**Provided data**
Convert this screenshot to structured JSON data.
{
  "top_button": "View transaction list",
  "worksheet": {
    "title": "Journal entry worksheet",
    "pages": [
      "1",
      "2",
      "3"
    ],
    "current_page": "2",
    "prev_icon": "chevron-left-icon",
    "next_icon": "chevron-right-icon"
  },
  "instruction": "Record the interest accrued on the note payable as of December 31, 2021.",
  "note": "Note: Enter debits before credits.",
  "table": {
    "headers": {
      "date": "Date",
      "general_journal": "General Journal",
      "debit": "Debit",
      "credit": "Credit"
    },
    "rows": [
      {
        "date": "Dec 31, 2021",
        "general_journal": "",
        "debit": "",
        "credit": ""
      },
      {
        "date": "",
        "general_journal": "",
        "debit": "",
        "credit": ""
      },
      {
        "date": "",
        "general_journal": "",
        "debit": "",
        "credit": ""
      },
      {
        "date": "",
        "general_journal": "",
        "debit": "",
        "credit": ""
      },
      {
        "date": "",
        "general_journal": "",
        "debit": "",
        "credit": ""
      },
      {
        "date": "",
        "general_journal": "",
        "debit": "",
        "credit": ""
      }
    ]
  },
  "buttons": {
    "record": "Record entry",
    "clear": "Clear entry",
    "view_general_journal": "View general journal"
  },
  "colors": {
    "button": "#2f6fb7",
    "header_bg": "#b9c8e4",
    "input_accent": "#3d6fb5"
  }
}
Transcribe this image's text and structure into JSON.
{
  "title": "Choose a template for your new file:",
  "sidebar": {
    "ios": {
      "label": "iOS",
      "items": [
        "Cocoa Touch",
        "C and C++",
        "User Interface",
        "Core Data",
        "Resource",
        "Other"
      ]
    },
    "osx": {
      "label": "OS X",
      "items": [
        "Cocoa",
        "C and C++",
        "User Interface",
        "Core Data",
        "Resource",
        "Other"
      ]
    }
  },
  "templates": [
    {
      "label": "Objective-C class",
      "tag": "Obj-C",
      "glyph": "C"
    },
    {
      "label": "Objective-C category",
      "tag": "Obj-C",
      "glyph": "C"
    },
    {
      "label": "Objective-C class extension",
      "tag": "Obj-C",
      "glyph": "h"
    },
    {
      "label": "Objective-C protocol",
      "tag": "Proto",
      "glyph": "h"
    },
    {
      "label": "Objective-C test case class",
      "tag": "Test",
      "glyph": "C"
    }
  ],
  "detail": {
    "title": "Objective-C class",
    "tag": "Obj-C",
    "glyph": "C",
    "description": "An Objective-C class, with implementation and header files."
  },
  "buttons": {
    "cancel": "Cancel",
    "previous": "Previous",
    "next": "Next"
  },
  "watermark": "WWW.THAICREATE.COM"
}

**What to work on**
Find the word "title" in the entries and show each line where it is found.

**Task answer**
    "title": "Journal entry worksheet",
  "title": "Choose a template for your new file:",
    "title": "Objective-C class",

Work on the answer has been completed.